__TASK DETAILS__: All of the data that follows is to be written out exactly, with images excluded.

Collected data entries

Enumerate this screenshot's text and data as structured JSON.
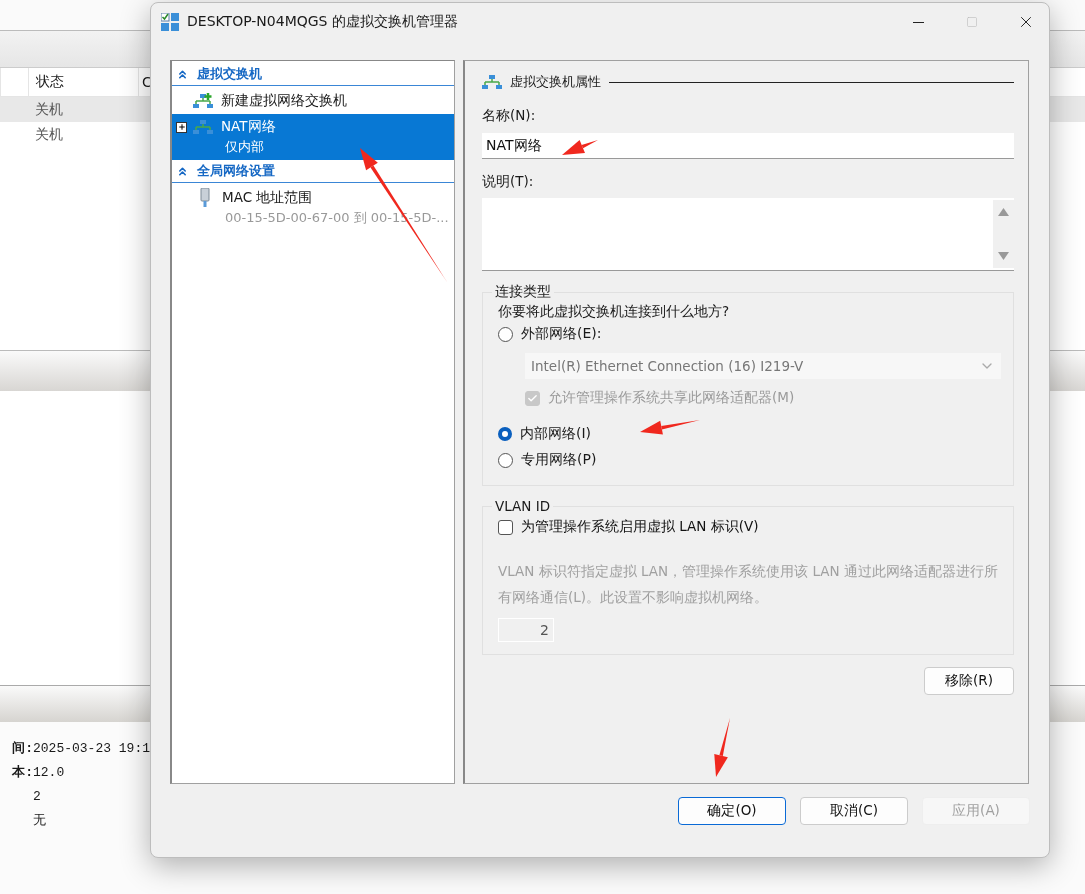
{
  "background_app": {
    "columns": [
      "状态",
      "C"
    ],
    "rows": [
      {
        "status": "关机",
        "selected": true
      },
      {
        "status": "关机",
        "selected": false
      }
    ],
    "details": [
      {
        "label": "间:",
        "value": "2025-03-23 19:1"
      },
      {
        "label": "本:",
        "value": "12.0"
      },
      {
        "value": "2"
      },
      {
        "value": "无"
      }
    ]
  },
  "dialog": {
    "title": "DESKTOP-N04MQGS 的虚拟交换机管理器",
    "tree": [
      {
        "title": "虚拟交换机",
        "items": [
          {
            "kind": "new",
            "label": "新建虚拟网络交换机",
            "selected": false
          },
          {
            "kind": "switch",
            "label": "NAT网络",
            "subtitle": "仅内部",
            "selected": true,
            "expanded": false
          }
        ]
      },
      {
        "title": "全局网络设置",
        "items": [
          {
            "kind": "mac",
            "label": "MAC 地址范围",
            "subtitle": "00-15-5D-00-67-00 到 00-15-5D-...",
            "selected": false
          }
        ]
      }
    ],
    "properties": {
      "heading": "虚拟交换机属性",
      "name_label": "名称(N):",
      "name_value": "NAT网络",
      "description_label": "说明(T):",
      "connection": {
        "title": "连接类型",
        "question": "你要将此虚拟交换机连接到什么地方?",
        "options": [
          {
            "label": "外部网络(E):",
            "selected": false
          },
          {
            "label": "内部网络(I)",
            "selected": true
          },
          {
            "label": "专用网络(P)",
            "selected": false
          }
        ],
        "adapter": {
          "value": "Intel(R) Ethernet Connection (16) I219-V",
          "disabled": true
        },
        "share": {
          "label": "允许管理操作系统共享此网络适配器(M)",
          "checked": true,
          "disabled": true
        }
      },
      "vlan": {
        "title": "VLAN ID",
        "checkbox": {
          "label": "为管理操作系统启用虚拟 LAN 标识(V)",
          "checked": false
        },
        "note": "VLAN 标识符指定虚拟 LAN，管理操作系统使用该 LAN 通过此网络适配器进行所有网络通信(L)。此设置不影响虚拟机网络。",
        "value": "2",
        "disabled": true
      },
      "remove_button": "移除(R)"
    },
    "buttons": [
      {
        "label": "确定(O)",
        "kind": "default"
      },
      {
        "label": "取消(C)",
        "kind": "normal"
      },
      {
        "label": "应用(A)",
        "kind": "disabled"
      }
    ]
  }
}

__RESPONSE TO THIS TASK__:
Enumerate this screenshot's text and data as structured JSON.
{
  "background_app": {
    "columns": [
      "状态",
      "C"
    ],
    "rows": [
      {
        "status": "关机",
        "selected": true
      },
      {
        "status": "关机",
        "selected": false
      }
    ],
    "details": [
      {
        "label": "间:",
        "value": "2025-03-23 19:1"
      },
      {
        "label": "本:",
        "value": "12.0"
      },
      {
        "value": "2"
      },
      {
        "value": "无"
      }
    ]
  },
  "dialog": {
    "title": "DESKTOP-N04MQGS 的虚拟交换机管理器",
    "tree": [
      {
        "title": "虚拟交换机",
        "items": [
          {
            "kind": "new",
            "label": "新建虚拟网络交换机",
            "selected": false
          },
          {
            "kind": "switch",
            "label": "NAT网络",
            "subtitle": "仅内部",
            "selected": true,
            "expanded": false
          }
        ]
      },
      {
        "title": "全局网络设置",
        "items": [
          {
            "kind": "mac",
            "label": "MAC 地址范围",
            "subtitle": "00-15-5D-00-67-00 到 00-15-5D-...",
            "selected": false
          }
        ]
      }
    ],
    "properties": {
      "heading": "虚拟交换机属性",
      "name_label": "名称(N):",
      "name_value": "NAT网络",
      "description_label": "说明(T):",
      "connection": {
        "title": "连接类型",
        "question": "你要将此虚拟交换机连接到什么地方?",
        "options": [
          {
            "label": "外部网络(E):",
            "selected": false
          },
          {
            "label": "内部网络(I)",
            "selected": true
          },
          {
            "label": "专用网络(P)",
            "selected": false
          }
        ],
        "adapter": {
          "value": "Intel(R) Ethernet Connection (16) I219-V",
          "disabled": true
        },
        "share": {
          "label": "允许管理操作系统共享此网络适配器(M)",
          "checked": true,
          "disabled": true
        }
      },
      "vlan": {
        "title": "VLAN ID",
        "checkbox": {
          "label": "为管理操作系统启用虚拟 LAN 标识(V)",
          "checked": false
        },
        "note": "VLAN 标识符指定虚拟 LAN，管理操作系统使用该 LAN 通过此网络适配器进行所有网络通信(L)。此设置不影响虚拟机网络。",
        "value": "2",
        "disabled": true
      },
      "remove_button": "移除(R)"
    },
    "buttons": [
      {
        "label": "确定(O)",
        "kind": "default"
      },
      {
        "label": "取消(C)",
        "kind": "normal"
      },
      {
        "label": "应用(A)",
        "kind": "disabled"
      }
    ]
  }
}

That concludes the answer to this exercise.